2002 OPEN FORUM Abstracts
EVALUATION OF INSPIRATORY RISE TIME AND WORK OF BREATHING IN THE SERVOi ® VENTILATOR.
Mark J. Heulitt MD, Patricia C. Wankum MD, Shirley J. Holt RRT, Tracy L. Thurman. Pediatrics, UAMS/Arkansas Children?s Hospital, Little Rock, AR.
Background: Work of breathing (WOB) for pediatric and neonatal patients supported on mechanical ventilation relates to both patient effort and response time of the ventilator. Recent advances in mechanical ventilators include incorporation of computer controlled active exhalation valves to improve response time thus decrease WOB.
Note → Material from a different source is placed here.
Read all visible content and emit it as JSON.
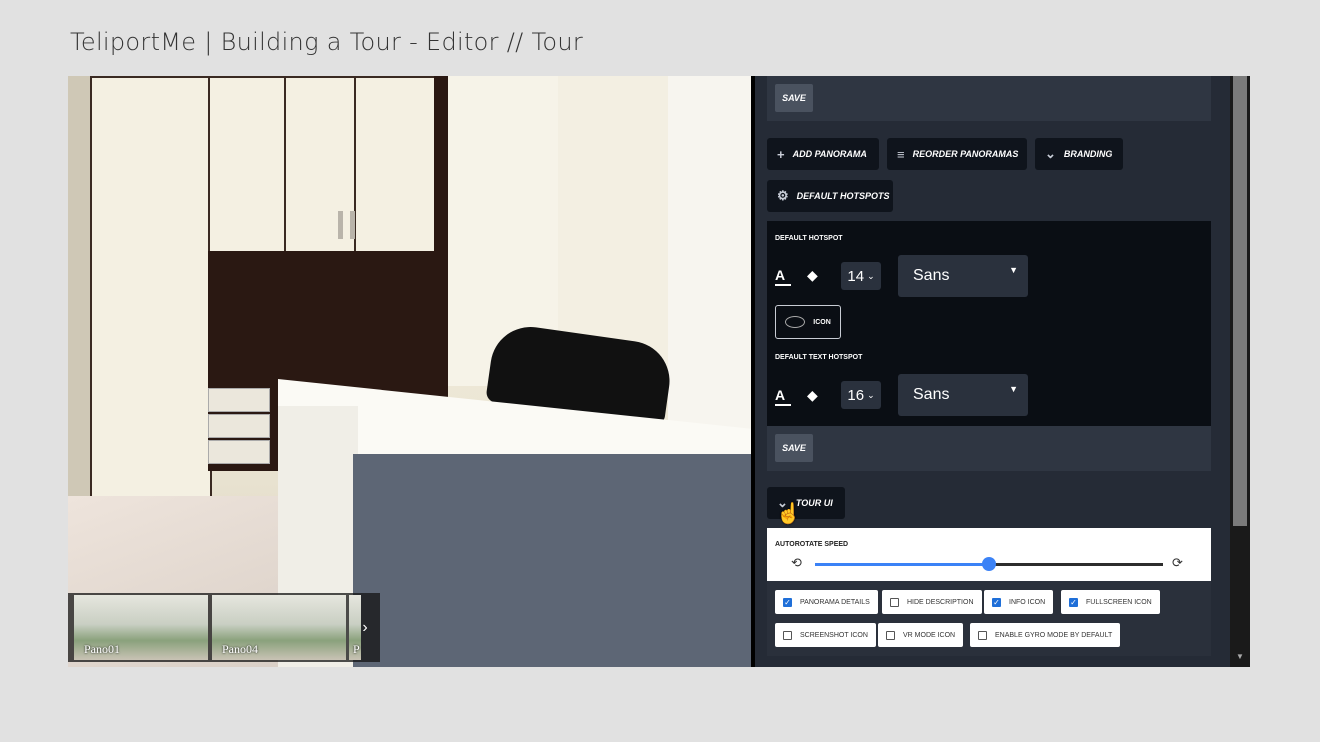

Objective: The objective was to evaluate the effects of an active exhalation valve on WOB and the response time during changing inspiratory flow or inspiratory rise time (IRT) on the Siemens Servoi ?.
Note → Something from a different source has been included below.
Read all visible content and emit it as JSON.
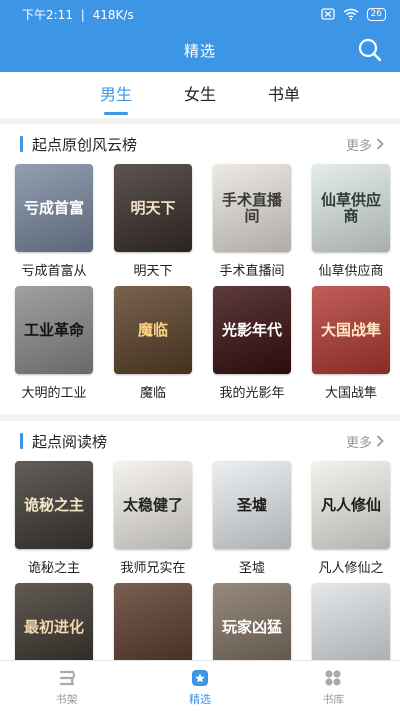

Methods: Six neonatal and six pediatric ventilated spontaneously breathing piglets were studied in pressure support (2 cm H2O), PEEP (2 cm H2O) with IRT 0%, 5%, 10% and 20%, utilizing flow triggering. Data were collected using both a computerized respiratory monitor and data acquisition system to evaluate differences in the duration of inspiratory effort, trigger response time, and any significant pressure or flow variances relating to IRT. Response time of the ventilator included quantification of the slope of the inspiratory flow curve and the area of flow from the baseline pressure to when expiration began. In addition, WOB was measured.
Results: When comparing all levels of IRT, no differences in WOB were found in neonatal or pediatric animals. When waveforms were compared, we found no differences in the animals? effort to trigger. We also found no differences in slope.
Conclusions: In healthy animals, since the active exhalation valve optimizes flow, the lack of differences with changes in IRT can be explained by the ability of the active exhalation valve to respond to the animal?s effort or needs.
Disclosure: Unrestricted grant from Siemens Medical Systems